_Problem_
In the entries below, count each line holding the word "handsfree". Answer with the total alone.

Dataset rows describing interfaces
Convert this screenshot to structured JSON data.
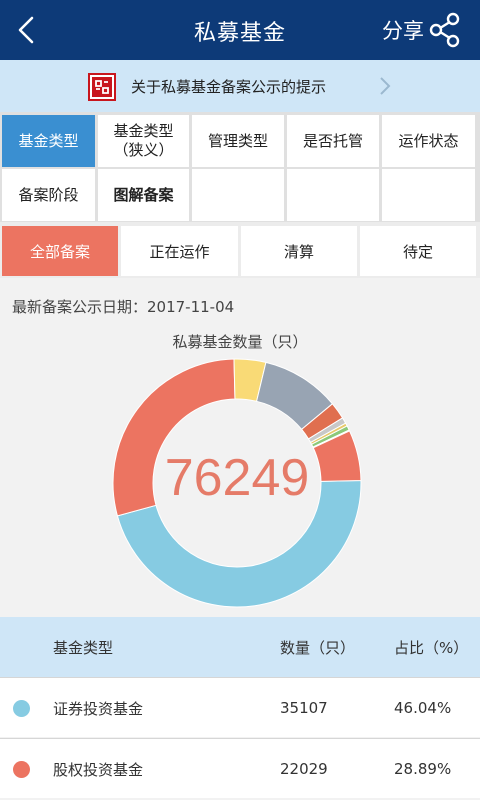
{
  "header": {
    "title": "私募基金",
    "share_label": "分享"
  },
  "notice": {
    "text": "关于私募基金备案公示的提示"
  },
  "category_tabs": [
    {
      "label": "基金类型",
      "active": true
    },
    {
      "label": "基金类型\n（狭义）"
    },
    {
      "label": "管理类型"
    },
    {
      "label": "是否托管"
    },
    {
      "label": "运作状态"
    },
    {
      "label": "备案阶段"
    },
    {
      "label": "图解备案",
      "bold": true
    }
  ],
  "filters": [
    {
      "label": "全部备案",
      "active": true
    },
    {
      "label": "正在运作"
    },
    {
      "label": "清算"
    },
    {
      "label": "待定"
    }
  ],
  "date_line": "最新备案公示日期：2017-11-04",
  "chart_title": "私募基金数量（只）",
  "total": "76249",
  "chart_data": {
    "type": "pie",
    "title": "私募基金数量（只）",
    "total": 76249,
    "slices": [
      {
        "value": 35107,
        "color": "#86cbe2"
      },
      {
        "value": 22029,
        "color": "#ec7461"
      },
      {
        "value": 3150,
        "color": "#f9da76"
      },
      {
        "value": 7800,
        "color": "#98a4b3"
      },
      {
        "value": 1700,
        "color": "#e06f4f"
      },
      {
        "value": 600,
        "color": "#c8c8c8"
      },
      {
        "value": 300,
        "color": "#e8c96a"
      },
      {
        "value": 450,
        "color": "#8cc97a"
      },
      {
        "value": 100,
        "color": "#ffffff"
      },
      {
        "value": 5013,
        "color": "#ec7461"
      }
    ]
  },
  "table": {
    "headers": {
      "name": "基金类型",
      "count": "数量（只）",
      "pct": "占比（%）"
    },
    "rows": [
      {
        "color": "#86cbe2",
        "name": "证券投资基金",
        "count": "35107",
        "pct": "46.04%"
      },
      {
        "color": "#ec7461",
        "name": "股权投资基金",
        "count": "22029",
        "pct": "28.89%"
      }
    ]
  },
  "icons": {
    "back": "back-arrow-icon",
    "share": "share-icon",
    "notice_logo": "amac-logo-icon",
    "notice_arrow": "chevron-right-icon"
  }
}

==

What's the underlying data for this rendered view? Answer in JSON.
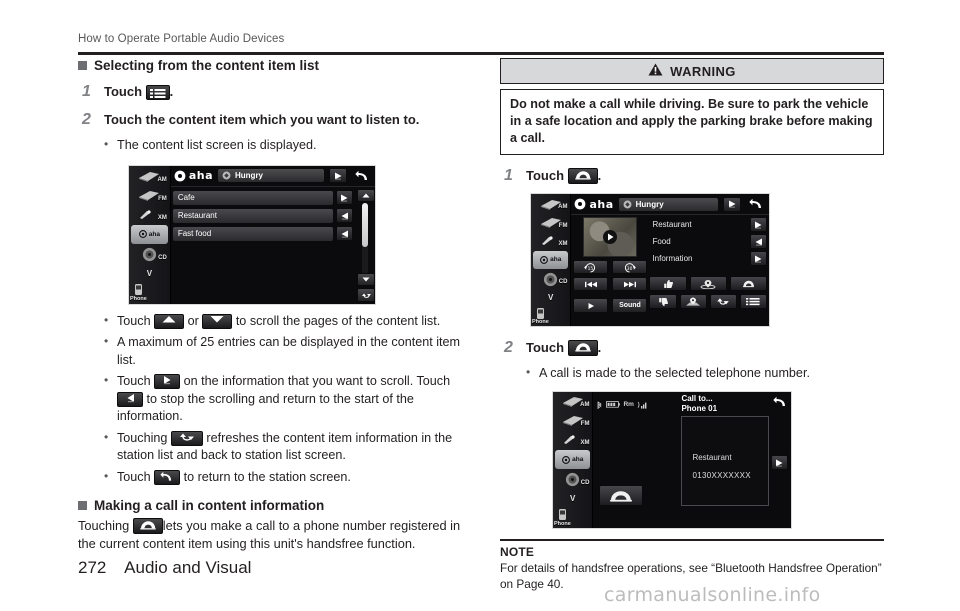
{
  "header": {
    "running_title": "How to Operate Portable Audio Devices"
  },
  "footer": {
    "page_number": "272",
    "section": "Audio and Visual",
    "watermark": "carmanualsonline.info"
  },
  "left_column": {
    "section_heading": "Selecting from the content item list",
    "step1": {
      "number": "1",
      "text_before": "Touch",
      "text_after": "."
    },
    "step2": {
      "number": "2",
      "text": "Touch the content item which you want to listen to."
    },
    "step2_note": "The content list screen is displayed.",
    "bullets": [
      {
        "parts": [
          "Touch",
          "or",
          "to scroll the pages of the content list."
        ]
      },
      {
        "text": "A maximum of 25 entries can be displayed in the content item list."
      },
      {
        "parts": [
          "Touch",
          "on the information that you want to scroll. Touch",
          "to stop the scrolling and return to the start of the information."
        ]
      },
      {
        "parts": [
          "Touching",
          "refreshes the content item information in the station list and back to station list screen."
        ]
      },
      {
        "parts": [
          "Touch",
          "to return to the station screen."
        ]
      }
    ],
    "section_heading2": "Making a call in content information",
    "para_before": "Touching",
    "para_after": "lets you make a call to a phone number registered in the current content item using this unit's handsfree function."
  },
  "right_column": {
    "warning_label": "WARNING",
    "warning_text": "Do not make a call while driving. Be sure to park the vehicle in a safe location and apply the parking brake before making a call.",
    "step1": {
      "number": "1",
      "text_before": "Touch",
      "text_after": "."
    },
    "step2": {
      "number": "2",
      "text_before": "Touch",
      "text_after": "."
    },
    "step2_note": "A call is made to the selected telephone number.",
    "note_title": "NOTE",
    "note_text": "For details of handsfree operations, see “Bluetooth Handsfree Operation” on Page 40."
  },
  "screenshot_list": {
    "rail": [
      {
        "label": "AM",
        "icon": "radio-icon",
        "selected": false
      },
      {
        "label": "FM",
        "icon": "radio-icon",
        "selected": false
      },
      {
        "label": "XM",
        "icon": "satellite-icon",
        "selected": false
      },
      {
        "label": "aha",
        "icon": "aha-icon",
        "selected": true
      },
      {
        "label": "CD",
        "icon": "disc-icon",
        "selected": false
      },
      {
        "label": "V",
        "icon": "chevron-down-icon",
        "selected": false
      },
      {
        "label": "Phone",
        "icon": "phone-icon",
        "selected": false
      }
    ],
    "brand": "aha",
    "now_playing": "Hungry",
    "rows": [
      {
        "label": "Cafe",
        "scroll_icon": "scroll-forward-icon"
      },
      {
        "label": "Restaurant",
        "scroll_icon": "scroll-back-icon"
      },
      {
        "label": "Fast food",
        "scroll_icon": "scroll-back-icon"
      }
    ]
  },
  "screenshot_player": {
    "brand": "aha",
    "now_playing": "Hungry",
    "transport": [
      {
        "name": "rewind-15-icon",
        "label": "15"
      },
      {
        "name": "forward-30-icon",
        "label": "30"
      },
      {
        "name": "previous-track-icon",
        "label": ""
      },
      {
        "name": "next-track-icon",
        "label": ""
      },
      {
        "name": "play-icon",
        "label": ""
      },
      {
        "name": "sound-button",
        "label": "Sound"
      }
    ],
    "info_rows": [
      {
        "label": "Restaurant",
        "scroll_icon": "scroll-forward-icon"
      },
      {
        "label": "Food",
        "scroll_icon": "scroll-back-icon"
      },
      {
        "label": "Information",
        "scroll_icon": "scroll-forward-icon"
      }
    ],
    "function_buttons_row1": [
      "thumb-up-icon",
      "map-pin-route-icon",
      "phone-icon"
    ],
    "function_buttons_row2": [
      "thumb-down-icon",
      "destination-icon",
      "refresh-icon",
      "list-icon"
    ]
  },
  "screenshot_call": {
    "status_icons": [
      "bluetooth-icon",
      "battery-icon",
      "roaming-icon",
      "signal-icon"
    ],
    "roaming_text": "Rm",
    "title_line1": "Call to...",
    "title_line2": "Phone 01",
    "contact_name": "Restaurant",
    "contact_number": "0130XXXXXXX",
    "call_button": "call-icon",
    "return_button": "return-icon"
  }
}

_Response for this exercise_
2